dyndns

Check-in [99d81d3502]
Login

Many hyperlinks are disabled.
Use anonymous login to enable hyperlinks.

Overview
Comment:More details in the doc
Downloads: Tarball | ZIP archive | SQL archive
Timelines: family | ancestors | descendants | both | master | trunk
Files: files | file ages | folders
SHA3-256:99d81d3502d3270e74a0002c7c8cb9b7000fa8f7003b119b63d4f8e66c164992
User & Date: ajv-899-334-8894@vsta.org 2017-06-15 04:45:56
Context
2017-06-15
04:46
Some interim work for a Python3 client; micropython on the ESP32 is what I have specifically in mind. check-in: c0cb1c4af6 user: ajv-899-334-8894@vsta.org tags: master, trunk
04:45
More details in the doc check-in: 99d81d3502 user: ajv-899-334-8894@vsta.org tags: master, trunk
2017-05-13
16:51
Can't cache, sigh--there's a per-request ID which changes. We want the client to be a standalone bit of python, so also drop the utils.py factoring. check-in: 68e0d11ff8 user: ajv-899-334-8894@vsta.org tags: master, trunk
Changes
Hide Diffs Unified Diffs Ignore Whitespace Patch

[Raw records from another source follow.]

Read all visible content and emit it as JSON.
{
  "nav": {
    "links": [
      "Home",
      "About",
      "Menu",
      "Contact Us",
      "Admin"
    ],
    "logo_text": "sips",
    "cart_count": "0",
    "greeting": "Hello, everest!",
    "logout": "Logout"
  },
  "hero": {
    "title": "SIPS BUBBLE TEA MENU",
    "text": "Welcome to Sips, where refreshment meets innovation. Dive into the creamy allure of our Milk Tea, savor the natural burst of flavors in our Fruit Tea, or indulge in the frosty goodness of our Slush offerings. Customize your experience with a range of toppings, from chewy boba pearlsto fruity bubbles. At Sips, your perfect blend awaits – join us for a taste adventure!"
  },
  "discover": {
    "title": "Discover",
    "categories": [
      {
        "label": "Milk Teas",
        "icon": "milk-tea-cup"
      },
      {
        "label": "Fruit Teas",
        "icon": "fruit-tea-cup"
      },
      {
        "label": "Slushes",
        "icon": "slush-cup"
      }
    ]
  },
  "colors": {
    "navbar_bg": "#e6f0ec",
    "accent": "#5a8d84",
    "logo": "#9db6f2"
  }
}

Changes to README.md.

8
9
10
11
12
13
14


15
16
17
18
19
20
21


22
23
24
25
26

27
28
29
30
31
32
33
34
35

The client is also a Python script; it periodically sends a UDP packet
(which is cryptographically signed) to the server.  The server uses the
packet's source as the current IP address, and if it has changed (with
the update from a source which has correctly signed this update), notes
the new IP address.



The other server port is a simple DNS server.  It is intended to be used
as a sub-zone of your main domain, and answers A requests with the
current IP address of any registered host.  In your main zone you want
to define both the serving host (it requires its own IP address; NS
records do not specify a port, alas):

$ORIGIN example.com.


ns3	IN	A	a.b.c.d

and then you need to delegate your dynamic DNS sub-domain:

dyn	IN	NS	ns3.example.com.


Now the host at a.b.c.d receives DNS questions about hosts under
dyn.example.com ("joe.dyn.example.com", "home.dyn.example.com", etc.).

Hosts are managed by a simple file mapping host name to pre-shared key.
Nonces are used, but are not saved on disk; the security here is intended
to be enough to deflect casual vandalism, not to hold off a nation-state.
Similarly, host state is not saved to disk; if the host is not sending an
update, presumably it's offline, so why bother giving its old IP address?







>
>



|
|


>
>
|

<
<
|
>

|







8
9
10
11
12
13
14
15
16
17
18
19
20
21
22
23
24
25
26
27


28
29
30
31
32
33
34
35
36
37
38

The client is also a Python script; it periodically sends a UDP packet
(which is cryptographically signed) to the server.  The server uses the
packet's source as the current IP address, and if it has changed (with
the update from a source which has correctly signed this update), notes
the new IP address.

So the server has one port which listens to one or more of these clients.

The other server port is a simple DNS server.  It is intended to be used
as a sub-zone of your main domain, and answers A requests with the
current IP address of any registered host.  In your main zone you want
to define both this server (it requires its own IP address; NS
records do not specify a port, alas) and its domain.

$ORIGIN example.com.
(...)
dyn	IN	NS	ns1.dyn.example.com.
ns1.dyn	IN	A	a.b.c.d



(By convention, our dynamic DNS server is "ns1" under its own
dynamic part of the domain.)

Now this server at a.b.c.d receives DNS questions about hosts under
dyn.example.com ("joe.dyn.example.com", "home.dyn.example.com", etc.).

Hosts are managed by a simple file mapping host name to pre-shared key.
Nonces are used, but are not saved on disk; the security here is intended
to be enough to deflect casual vandalism, not to hold off a nation-state.
Similarly, host state is not saved to disk; if the host is not sending an
update, presumably it's offline, so why bother giving its old IP address?